Wherever the word "Friday" appears in the entries, copy the whole line.

#### Items from a dataset
════
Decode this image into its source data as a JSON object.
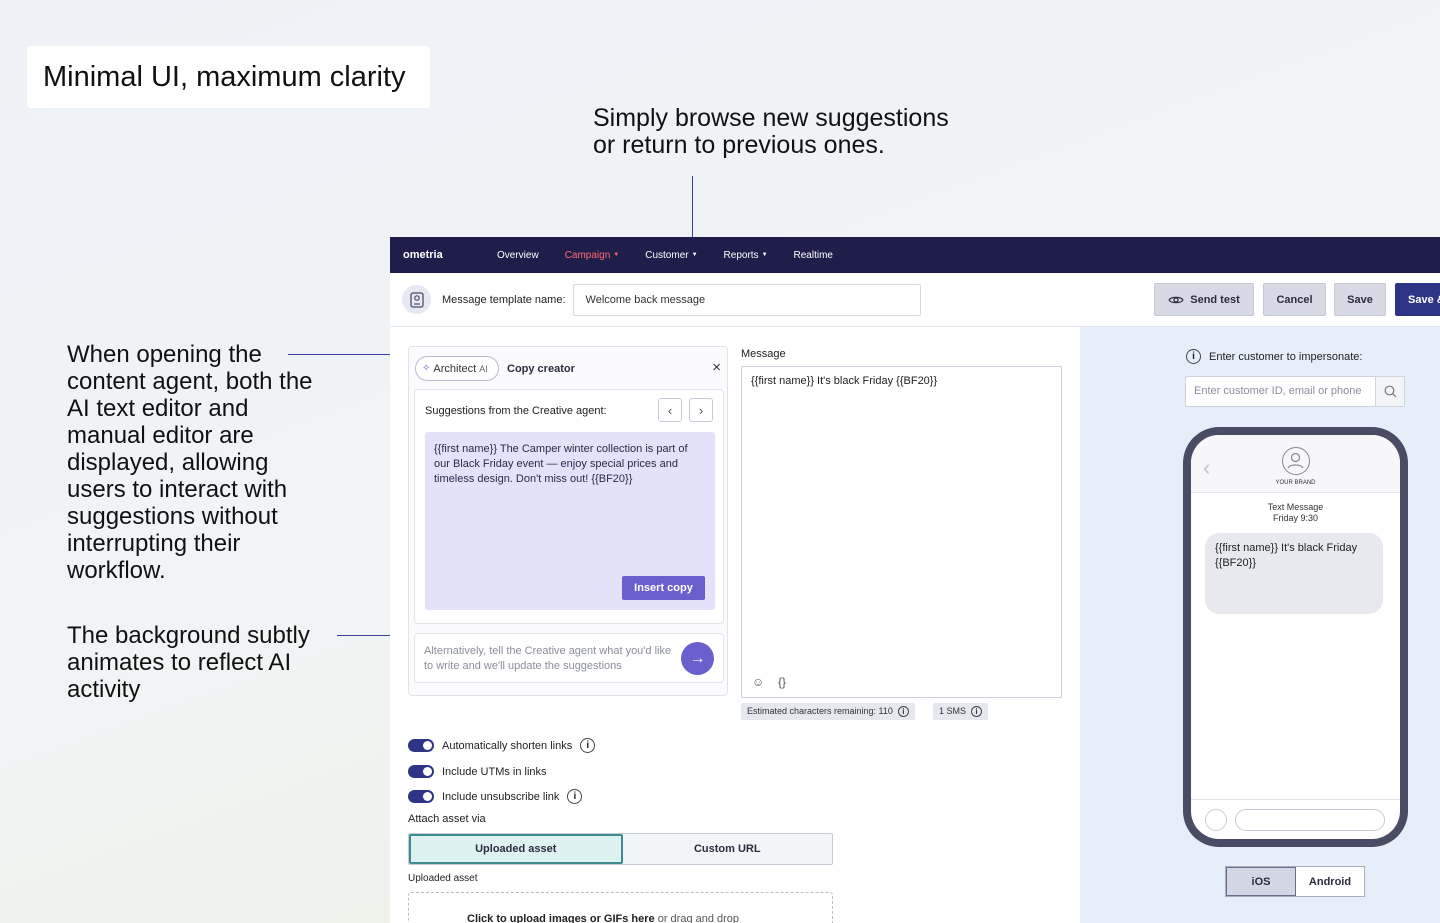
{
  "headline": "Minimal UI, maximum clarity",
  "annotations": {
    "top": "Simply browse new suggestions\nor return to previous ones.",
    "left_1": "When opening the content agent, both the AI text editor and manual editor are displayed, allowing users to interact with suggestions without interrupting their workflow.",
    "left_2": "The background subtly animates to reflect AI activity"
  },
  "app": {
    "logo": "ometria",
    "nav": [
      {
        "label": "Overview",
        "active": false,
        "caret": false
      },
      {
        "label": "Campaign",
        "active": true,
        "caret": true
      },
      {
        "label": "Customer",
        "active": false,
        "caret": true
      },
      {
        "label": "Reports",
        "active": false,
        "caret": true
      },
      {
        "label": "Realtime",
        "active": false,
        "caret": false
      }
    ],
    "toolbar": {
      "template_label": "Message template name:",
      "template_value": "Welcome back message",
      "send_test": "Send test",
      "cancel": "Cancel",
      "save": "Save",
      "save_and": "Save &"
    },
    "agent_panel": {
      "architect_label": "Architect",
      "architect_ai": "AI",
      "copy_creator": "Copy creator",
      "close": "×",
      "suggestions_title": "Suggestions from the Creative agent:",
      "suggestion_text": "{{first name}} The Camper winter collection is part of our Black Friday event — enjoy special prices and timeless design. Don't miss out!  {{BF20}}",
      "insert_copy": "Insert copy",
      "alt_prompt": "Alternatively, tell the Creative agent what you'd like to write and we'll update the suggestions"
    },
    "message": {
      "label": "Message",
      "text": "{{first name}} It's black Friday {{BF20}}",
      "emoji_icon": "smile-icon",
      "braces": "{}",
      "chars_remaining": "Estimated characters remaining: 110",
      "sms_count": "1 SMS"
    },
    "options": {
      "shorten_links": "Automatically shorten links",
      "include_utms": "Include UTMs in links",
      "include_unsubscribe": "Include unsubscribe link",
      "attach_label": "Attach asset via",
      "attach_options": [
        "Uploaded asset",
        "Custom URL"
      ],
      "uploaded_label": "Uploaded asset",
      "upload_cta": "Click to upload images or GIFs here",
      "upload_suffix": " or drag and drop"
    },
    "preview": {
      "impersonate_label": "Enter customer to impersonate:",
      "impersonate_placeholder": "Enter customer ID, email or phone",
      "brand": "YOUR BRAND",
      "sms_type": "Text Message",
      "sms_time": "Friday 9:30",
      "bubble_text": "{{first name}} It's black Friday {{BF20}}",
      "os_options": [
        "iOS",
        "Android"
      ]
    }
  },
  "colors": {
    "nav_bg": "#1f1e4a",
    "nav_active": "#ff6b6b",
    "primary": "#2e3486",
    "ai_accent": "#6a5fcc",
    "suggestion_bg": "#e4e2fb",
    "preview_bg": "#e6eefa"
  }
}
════
#### ANSWER FOR THE TASK
      "suggestion_text": "{{first name}} The Camper winter collection is part of our Black Friday event — enjoy special prices and timeless design. Don't miss out!  {{BF20}}",
      "text": "{{first name}} It's black Friday {{BF20}}",
      "sms_time": "Friday 9:30",
      "bubble_text": "{{first name}} It's black Friday {{BF20}}",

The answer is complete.